Aki Sasamoto is a Japanese artist whose work has been exhibited at performing as well as visual art venues. Art in America described her work as relating to the Japanese postwar movements Gutai and Mono-ha:
In Gutai, artists did not so much change materials as bring them to life, often through physical interaction with them. From this perspective, Sasamoto’s everyday items are reborn with alternative uses and new realities. Mono-ha’s emphasis on dialogue between natural and man-made materials can also be found in various aspects of Sasamoto’s practice.
Born in Singapore in 1975, Lynn Loo is a London-based filmmaker. Her early films have been shown at many festivals. She later began to experiment with expanded cinema and projections that have different spatial and temporal relationships. She has been collaborating with British filmmaker Guy Sherwin since 2005, and their multi-projections of expanded cinema have been shown at various galleries and festivals in the UK, Madrid, Vienna and Seoul. Some of Lynn’s films are in the Asian Film Archive collection in Singapore, and she is also a conservation specialist at the British Film Institute’s Film and Television Archive.
At Performa 13, she collaborates with Sherwin and Malcolm de Grice (both of the London Filmmakers’ Co-op) in a new performance called Man with a Projector employing “multiple screen projections, live filmmaking, performances and installations” according to the website.
Korakrit Arunanondchai (b. 1986, Bangkok) is a Thai artist whose work is often collaborative and spans multiple genres, combining video, installation, performance and music, among other things. He has created paintings using denim, bleach and fire in his 2013 exhibition “Painting with History in a Room Filled with Men with Funny Names” at C L E A R I N G gallery in New York.
He graduated from Columbia’s MFA programme in 2012, and his work at Performa 13 – a live installation of his film 2556 – is being presented as an After Hours event dedicated to emerging artists.
- Soft blows: Vietnamese artist Tran Luong’s red scarf – Guggenheim video interview – October 2013 – Tran Luong speaks about his involvement in the UBS MAP Global Art Initiative
- Biennial new world?

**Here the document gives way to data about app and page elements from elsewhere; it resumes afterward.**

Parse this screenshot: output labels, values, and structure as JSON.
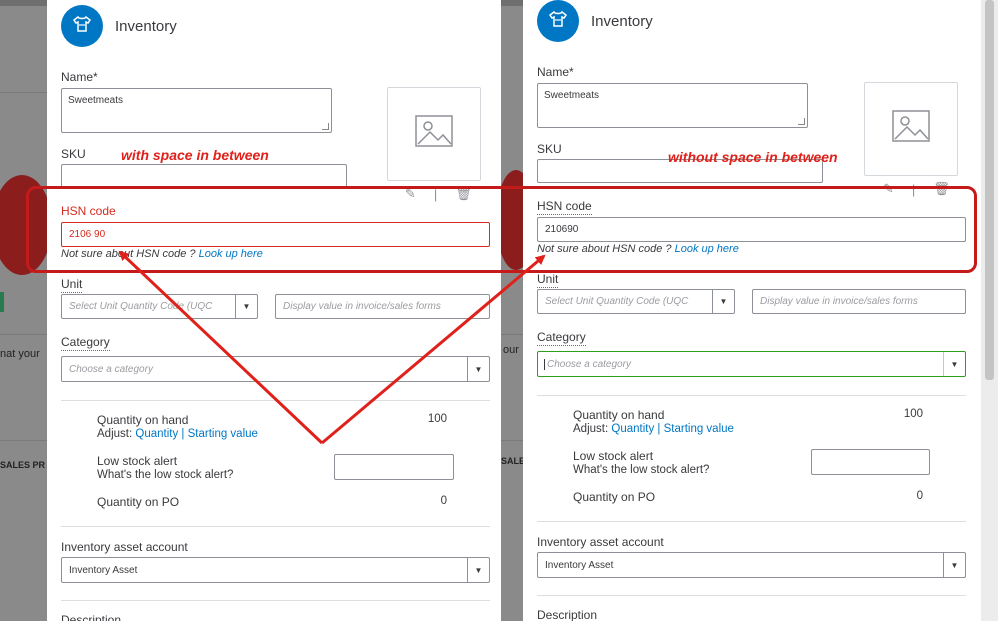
{
  "background": {
    "fragment_text_1": "nat your",
    "fragment_text_2": "SALES PR",
    "fragment_text_3": "our",
    "fragment_text_4": "SALES PR"
  },
  "annotations": {
    "left_caption": "with space in between",
    "right_caption": "without space in between",
    "color": "#e0201a"
  },
  "colors": {
    "brand_blue": "#0077c5",
    "error_red": "#d52b1e",
    "focus_green": "#2ca01c"
  },
  "left_panel": {
    "title": "Inventory",
    "logo_icon": "tshirt-icon",
    "name_label": "Name*",
    "name_value": "Sweetmeats",
    "sku_label": "SKU",
    "sku_value": "",
    "hsn_label": "HSN code",
    "hsn_value": "2106 90",
    "hsn_hint": "Not sure about HSN code ?",
    "hsn_link": "Look up here",
    "unit_label": "Unit",
    "unit_select_placeholder": "Select Unit Quantity Code (UQC",
    "unit_display_placeholder": "Display value in invoice/sales forms",
    "category_label": "Category",
    "category_placeholder": "Choose a category",
    "qty_on_hand_label": "Quantity on hand",
    "qty_on_hand_value": "100",
    "adjust_label": "Adjust:",
    "adjust_quantity_link": "Quantity",
    "adjust_separator": "|",
    "adjust_starting_link": "Starting value",
    "low_stock_label": "Low stock alert",
    "low_stock_link": "What's the low stock alert?",
    "low_stock_value": "",
    "qty_on_po_label": "Quantity on PO",
    "qty_on_po_value": "0",
    "asset_account_label": "Inventory asset account",
    "asset_account_value": "Inventory Asset",
    "description_label": "Description"
  },
  "right_panel": {
    "title": "Inventory",
    "logo_icon": "tshirt-icon",
    "name_label": "Name*",
    "name_value": "Sweetmeats",
    "sku_label": "SKU",
    "sku_value": "",
    "hsn_label": "HSN code",
    "hsn_value": "210690",
    "hsn_hint": "Not sure about HSN code ?",
    "hsn_link": "Look up here",
    "unit_label": "Unit",
    "unit_select_placeholder": "Select Unit Quantity Code (UQC",
    "unit_display_placeholder": "Display value in invoice/sales forms",
    "category_label": "Category",
    "category_placeholder": "Choose a category",
    "qty_on_hand_label": "Quantity on hand",
    "qty_on_hand_value": "100",
    "adjust_label": "Adjust:",
    "adjust_quantity_link": "Quantity",
    "adjust_separator": "|",
    "adjust_starting_link": "Starting value",
    "low_stock_label": "Low stock alert",
    "low_stock_link": "What's the low stock alert?",
    "low_stock_value": "",
    "qty_on_po_label": "Quantity on PO",
    "qty_on_po_value": "0",
    "asset_account_label": "Inventory asset account",
    "asset_account_value": "Inventory Asset",
    "description_label": "Description"
  }
}
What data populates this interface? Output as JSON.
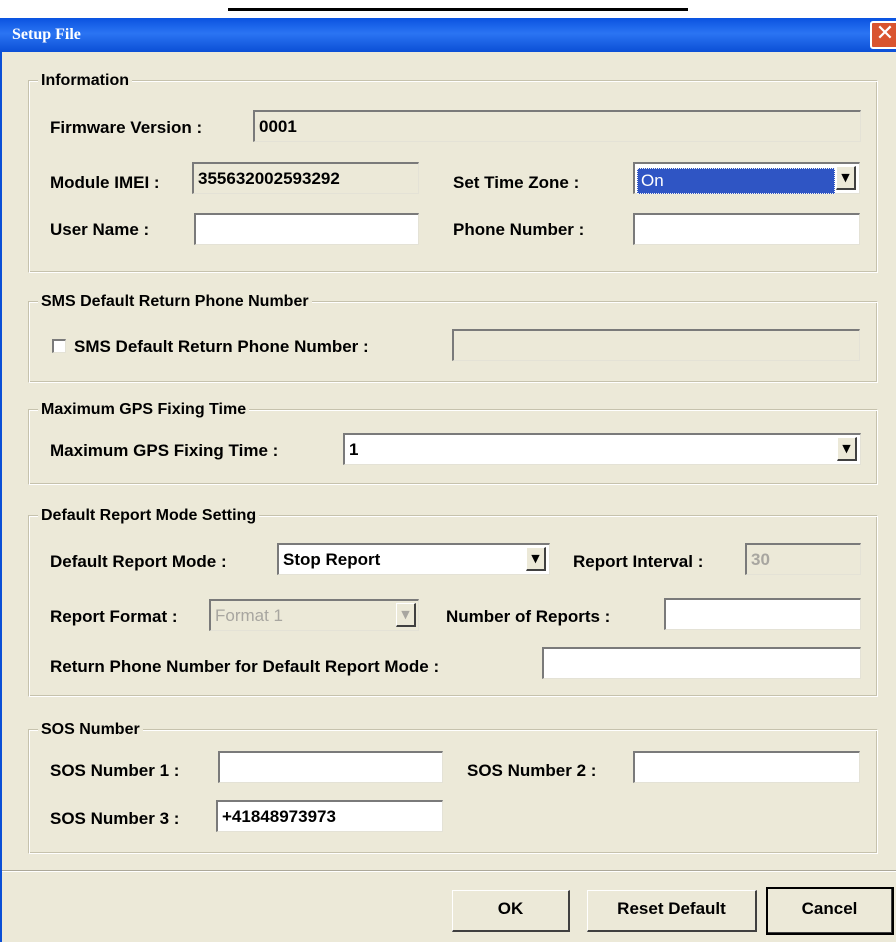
{
  "window": {
    "title": "Setup File",
    "close_glyph": "✕"
  },
  "information": {
    "legend": "Information",
    "firmware_label": "Firmware Version :",
    "firmware_value": "0001",
    "imei_label": "Module IMEI :",
    "imei_value": "355632002593292",
    "timezone_label": "Set Time Zone :",
    "timezone_value": "On",
    "username_label": "User Name :",
    "username_value": "",
    "phone_label": "Phone Number :",
    "phone_value": ""
  },
  "sms": {
    "legend": "SMS Default Return Phone Number",
    "checkbox_label": "SMS Default Return Phone Number :",
    "checked": false,
    "value": ""
  },
  "gps": {
    "legend": "Maximum GPS Fixing Time",
    "label": "Maximum GPS Fixing Time :",
    "value": "1"
  },
  "report": {
    "legend": "Default Report Mode Setting",
    "mode_label": "Default Report Mode :",
    "mode_value": "Stop Report",
    "interval_label": "Report Interval :",
    "interval_value": "30",
    "format_label": "Report Format :",
    "format_value": "Format 1",
    "count_label": "Number of Reports :",
    "count_value": "",
    "return_label": "Return Phone Number for Default Report Mode :",
    "return_value": ""
  },
  "sos": {
    "legend": "SOS Number",
    "sos1_label": "SOS Number 1 :",
    "sos1_value": "",
    "sos2_label": "SOS Number 2 :",
    "sos2_value": "",
    "sos3_label": "SOS Number 3 :",
    "sos3_value": "+41848973973"
  },
  "buttons": {
    "ok": "OK",
    "reset": "Reset Default",
    "cancel": "Cancel"
  },
  "icons": {
    "dropdown": "▼"
  }
}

Art Basel Switzerland Salon talk – video – June 2013 – art biennials are gaining strength in Asia, but what does the future hold?
- From lost republics to roving projectionists: 5 top Asia performance art articles – January 2013 – Art Radar gives a list of its five best articles on performance art in Asia
- Asian artists bring cross-disciplinary work to New York’s Performa 11 – August 2011 – Art Radar offers an overview of Asian artists at Performa 11
- Words in art: India’s Raqs Media Collective see all words as equal – January 2011 – Art Radar interviews Raqs Media Collective on the use of written language within new media
Subscribe to Art Radar for more on Asian artists in international biennials